Composer of the moment, Danny Elfman, who seems to have spent most of the 1990s writing soundtracks for films about superheroes or people with scissors for hands,  works wonders with his talents. It’s not quite Batman but has essences of Batman tonally. It probably influenced Elfman’s other works such as Spiderman and Charlie and the Chocolate Factory but this is not a bad thing. Instead it shows us how composers have themes that reemerge throughout their work kind of like a signature and if you can detect it you can have a cookie.

Comments Off on Darkman: OST – Danny Elfman [#339]

Chitty Chitty Bang Bang – Original Soundtrack(#268)

Chitty Chitty Bang BangChitty Chitty Bang Bang – Original Soundtrack

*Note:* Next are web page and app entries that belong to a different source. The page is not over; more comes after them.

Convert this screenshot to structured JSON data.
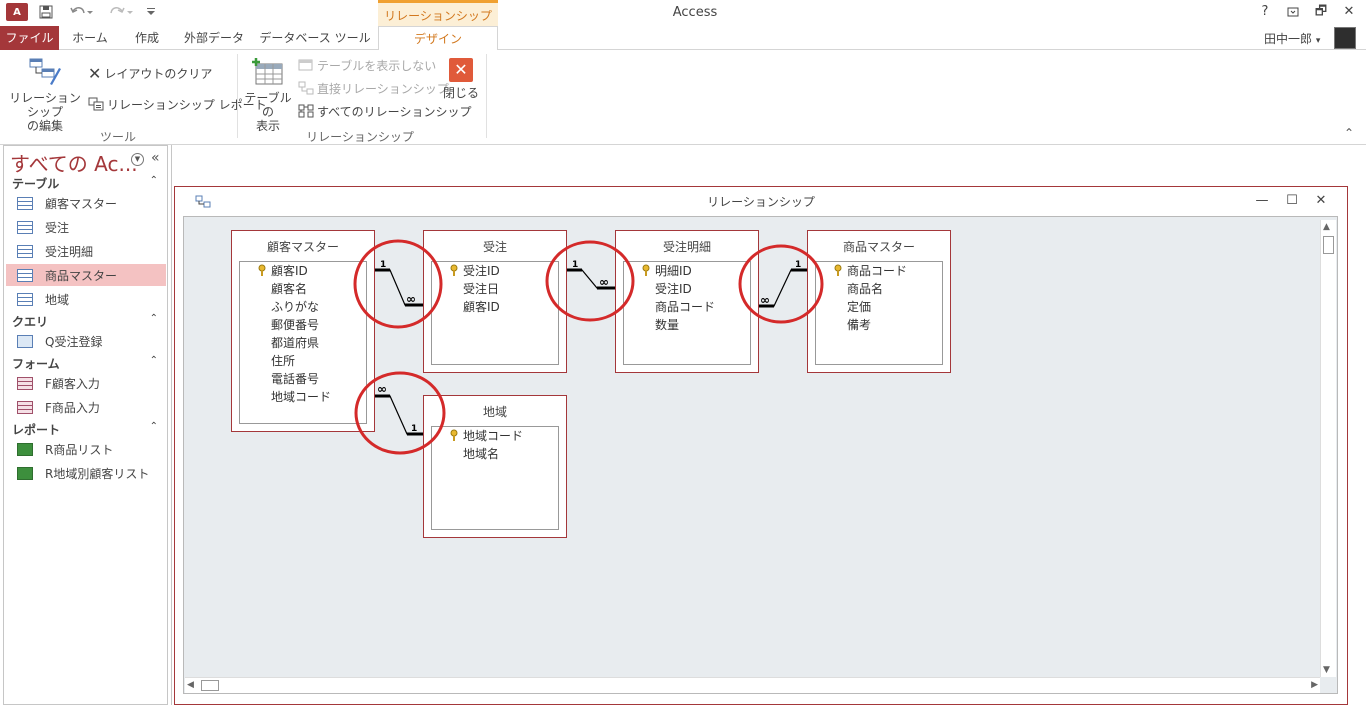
{
  "titlebar": {
    "app_logo": "A",
    "title": "Access",
    "context_group": "リレーションシップ ツール",
    "help": "?",
    "minimize": "—",
    "restore": "🗗",
    "close": "✕",
    "qat_icons": [
      "save-icon",
      "undo-icon",
      "redo-icon",
      "customize-qat-icon"
    ]
  },
  "tabs": {
    "file": "ファイル",
    "home": "ホーム",
    "create": "作成",
    "external": "外部データ",
    "dbtools": "データベース ツール",
    "design": "デザイン"
  },
  "user": {
    "name": "田中一郎",
    "dropdown": "▾"
  },
  "ribbon": {
    "tools": {
      "edit_line1": "リレーションシップ",
      "edit_line2": "の編集",
      "clear_layout": "レイアウトのクリア",
      "rel_report": "リレーションシップ レポート",
      "group_label": "ツール"
    },
    "relationships": {
      "show_table_line1": "テーブルの",
      "show_table_line2": "表示",
      "hide_table": "テーブルを表示しない",
      "direct_rel": "直接リレーションシップ",
      "all_rel": "すべてのリレーションシップ",
      "close": "閉じる",
      "group_label": "リレーションシップ"
    },
    "collapse_glyph": "⌃"
  },
  "nav": {
    "title": "すべての Ac...",
    "collapse_glyph": "«",
    "groups": [
      {
        "label": "テーブル",
        "chevron": "⌃"
      },
      {
        "label": "クエリ",
        "chevron": "⌃"
      },
      {
        "label": "フォーム",
        "chevron": "⌃"
      },
      {
        "label": "レポート",
        "chevron": "⌃"
      }
    ],
    "tables": [
      "顧客マスター",
      "受注",
      "受注明細",
      "商品マスター",
      "地域"
    ],
    "queries": [
      "Q受注登録"
    ],
    "forms": [
      "F顧客入力",
      "F商品入力"
    ],
    "reports": [
      "R商品リスト",
      "R地域別顧客リスト"
    ],
    "selected": "商品マスター"
  },
  "relwin": {
    "title": "リレーションシップ",
    "minimize": "—",
    "maximize": "☐",
    "close": "✕"
  },
  "tables": [
    {
      "name": "顧客マスター",
      "fields": [
        "顧客ID",
        "顧客名",
        "ふりがな",
        "郵便番号",
        "都道府県",
        "住所",
        "電話番号",
        "地域コード"
      ],
      "key": "顧客ID"
    },
    {
      "name": "受注",
      "fields": [
        "受注ID",
        "受注日",
        "顧客ID"
      ],
      "key": "受注ID"
    },
    {
      "name": "受注明細",
      "fields": [
        "明細ID",
        "受注ID",
        "商品コード",
        "数量"
      ],
      "key": "明細ID"
    },
    {
      "name": "商品マスター",
      "fields": [
        "商品コード",
        "商品名",
        "定価",
        "備考"
      ],
      "key": "商品コード"
    },
    {
      "name": "地域",
      "fields": [
        "地域コード",
        "地域名"
      ],
      "key": "地域コード"
    }
  ],
  "relationships": [
    {
      "one": "1",
      "many": "∞"
    },
    {
      "one": "1",
      "many": "∞"
    },
    {
      "one": "1",
      "many": "∞"
    },
    {
      "one": "1",
      "many": "∞"
    }
  ],
  "colors": {
    "accent": "#a4373a",
    "context": "#d2781e",
    "annotation": "#d42a2a"
  }
}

As the family film Chitty Chitty Bang Bang was out several years before I was born by the time I was old enough to really appreciate it it was being shown on the telly regularly.  Just thinking about the film counjures up evocative memories of laying in front of the telly on Bank Holiday Mondays and Easter afternoons, the precious extra spare time before being back at school again.
 
Like any musical of the time it has a big impressive sound, written to be experienced on the silver screen, and from the style it feels like it could actually have been made any time between about 1930 and 1975.
Despite not having seen the film for about 30 years I found that when I listened to it I could cheerfully sing along with 90%+ accuracy to the entire album, which is just how it should be for a kiddy film.  The songs took me straight back to the feelings it created, fear for the characters – would Truly get found out as she pretended she was a music box figure? Or the rousing chorus of the onomatopoeic title track Chitty Chitty Bang Bang and the thrill of seeing this characterful old car fly or float.
 
It is impossible to separate the film from the soundtrack, so I apologise if this seems to have had too much film and not enough music,  but I challenge you not to do the same in my shoes.  
I’ve put the track listing below, why not have a nostalgic little hum along to yourself?
  1. Chitty Chitty Bang Bang” – Caractacus Potts, Jemima, Jeremy and Truly
  2. Truly Scrumptious” – Jemima, Jeremy and Truly
  3. Hushabye Mountain” – Mr. Potts and Truly
  4. Me Ol’ Bamboo” – Mr. Potts and chorus
  5. Toot Sweets” – Mr. Potts and Truly
  6. The Roses of Success” – Grandpa Potts and Inventors
  7. Lovely Lonely Man” – Truly
  8. You Two” – Potts, Jemima and Jeremy
  9. Chu-Chi Face” – Baron and Baroness Bomburst
  10. Posh!” – Grandpa Potts
  11. Doll on a Music Box” – Truly
  12. Doll on a Music Box / Truly Scrumptious” – Truly and Mr. Potts
  13. Come to the Funfair

1 Comment »

%d bloggers like this: